YOUR ASSIGNMENT: Please copy each line in the records below that contains the string "JSON".

EXERCISE INPUT:

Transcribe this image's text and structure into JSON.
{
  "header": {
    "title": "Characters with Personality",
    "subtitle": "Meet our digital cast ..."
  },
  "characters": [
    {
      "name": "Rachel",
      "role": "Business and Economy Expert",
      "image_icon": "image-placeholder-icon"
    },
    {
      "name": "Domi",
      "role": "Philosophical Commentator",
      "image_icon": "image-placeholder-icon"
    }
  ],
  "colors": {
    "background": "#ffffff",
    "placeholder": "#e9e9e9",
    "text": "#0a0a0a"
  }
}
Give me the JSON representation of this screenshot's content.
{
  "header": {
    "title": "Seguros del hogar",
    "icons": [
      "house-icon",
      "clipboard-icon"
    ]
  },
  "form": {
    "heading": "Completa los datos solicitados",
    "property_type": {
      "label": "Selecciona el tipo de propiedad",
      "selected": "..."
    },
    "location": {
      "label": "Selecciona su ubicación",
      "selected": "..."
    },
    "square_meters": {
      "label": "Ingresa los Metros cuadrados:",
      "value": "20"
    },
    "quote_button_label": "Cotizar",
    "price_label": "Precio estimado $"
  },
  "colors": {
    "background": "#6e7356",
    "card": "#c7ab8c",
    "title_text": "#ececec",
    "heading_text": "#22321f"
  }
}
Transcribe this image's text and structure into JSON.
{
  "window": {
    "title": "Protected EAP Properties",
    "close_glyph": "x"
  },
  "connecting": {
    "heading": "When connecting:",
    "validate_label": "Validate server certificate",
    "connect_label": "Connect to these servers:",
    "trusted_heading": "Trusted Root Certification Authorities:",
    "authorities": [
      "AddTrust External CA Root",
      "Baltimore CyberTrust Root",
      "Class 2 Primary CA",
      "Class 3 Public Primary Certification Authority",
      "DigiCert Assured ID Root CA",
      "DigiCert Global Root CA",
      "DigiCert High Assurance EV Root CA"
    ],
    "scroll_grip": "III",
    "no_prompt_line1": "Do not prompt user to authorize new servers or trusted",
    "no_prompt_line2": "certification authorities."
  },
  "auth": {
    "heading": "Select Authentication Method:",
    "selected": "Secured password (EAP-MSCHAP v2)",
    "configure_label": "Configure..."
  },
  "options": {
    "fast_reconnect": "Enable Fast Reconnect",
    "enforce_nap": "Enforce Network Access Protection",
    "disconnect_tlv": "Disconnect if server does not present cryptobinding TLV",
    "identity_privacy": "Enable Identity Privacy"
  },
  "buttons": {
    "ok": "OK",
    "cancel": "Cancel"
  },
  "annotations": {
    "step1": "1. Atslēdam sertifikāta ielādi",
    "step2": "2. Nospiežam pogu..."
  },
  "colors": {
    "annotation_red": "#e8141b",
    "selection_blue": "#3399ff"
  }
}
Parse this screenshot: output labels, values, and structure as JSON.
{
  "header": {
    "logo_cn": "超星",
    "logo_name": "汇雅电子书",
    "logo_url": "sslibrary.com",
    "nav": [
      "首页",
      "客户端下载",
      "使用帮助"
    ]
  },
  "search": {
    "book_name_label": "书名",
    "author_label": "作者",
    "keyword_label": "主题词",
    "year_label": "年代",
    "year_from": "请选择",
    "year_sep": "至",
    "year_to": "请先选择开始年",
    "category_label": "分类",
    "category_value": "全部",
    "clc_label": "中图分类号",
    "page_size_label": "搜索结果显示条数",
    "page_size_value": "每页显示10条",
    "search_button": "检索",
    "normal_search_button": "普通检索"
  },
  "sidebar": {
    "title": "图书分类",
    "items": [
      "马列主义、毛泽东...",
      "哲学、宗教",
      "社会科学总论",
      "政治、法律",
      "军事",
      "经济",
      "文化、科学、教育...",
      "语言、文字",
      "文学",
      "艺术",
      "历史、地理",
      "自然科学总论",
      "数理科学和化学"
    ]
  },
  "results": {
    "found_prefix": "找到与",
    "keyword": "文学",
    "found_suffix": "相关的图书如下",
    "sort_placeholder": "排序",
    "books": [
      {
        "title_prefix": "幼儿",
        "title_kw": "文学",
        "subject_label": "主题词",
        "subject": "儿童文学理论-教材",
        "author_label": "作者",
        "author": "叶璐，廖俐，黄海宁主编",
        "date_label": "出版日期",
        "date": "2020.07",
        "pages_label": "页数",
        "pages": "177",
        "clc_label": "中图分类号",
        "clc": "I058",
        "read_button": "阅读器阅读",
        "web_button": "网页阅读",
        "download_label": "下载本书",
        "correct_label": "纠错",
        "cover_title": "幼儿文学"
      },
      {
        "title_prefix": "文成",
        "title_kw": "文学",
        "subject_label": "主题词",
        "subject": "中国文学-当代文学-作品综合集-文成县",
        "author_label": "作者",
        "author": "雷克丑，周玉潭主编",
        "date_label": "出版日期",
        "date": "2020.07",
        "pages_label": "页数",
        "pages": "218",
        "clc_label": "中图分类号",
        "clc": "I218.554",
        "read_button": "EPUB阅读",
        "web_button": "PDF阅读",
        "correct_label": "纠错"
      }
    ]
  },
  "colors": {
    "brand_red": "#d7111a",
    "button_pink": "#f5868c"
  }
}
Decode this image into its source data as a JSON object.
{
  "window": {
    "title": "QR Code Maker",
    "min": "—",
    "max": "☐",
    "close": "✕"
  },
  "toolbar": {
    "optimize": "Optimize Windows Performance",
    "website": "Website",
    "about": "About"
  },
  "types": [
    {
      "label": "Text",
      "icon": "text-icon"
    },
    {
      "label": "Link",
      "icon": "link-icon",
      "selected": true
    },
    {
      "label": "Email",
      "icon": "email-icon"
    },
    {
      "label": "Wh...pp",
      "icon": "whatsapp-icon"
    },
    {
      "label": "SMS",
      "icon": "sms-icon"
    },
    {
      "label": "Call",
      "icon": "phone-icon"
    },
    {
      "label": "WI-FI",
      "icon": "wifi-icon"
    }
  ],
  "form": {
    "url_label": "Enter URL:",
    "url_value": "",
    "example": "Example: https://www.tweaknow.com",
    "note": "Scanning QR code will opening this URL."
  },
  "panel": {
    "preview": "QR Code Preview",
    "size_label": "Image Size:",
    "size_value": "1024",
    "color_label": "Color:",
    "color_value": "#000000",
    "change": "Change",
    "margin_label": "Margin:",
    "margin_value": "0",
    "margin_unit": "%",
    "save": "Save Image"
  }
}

TASK RESPONSE:
Transcribe this image's text and structure into JSON.
Give me the JSON representation of this screenshot's content.
Transcribe this image's text and structure into JSON.
Parse this screenshot: output labels, values, and structure as JSON.
Decode this image into its source data as a JSON object.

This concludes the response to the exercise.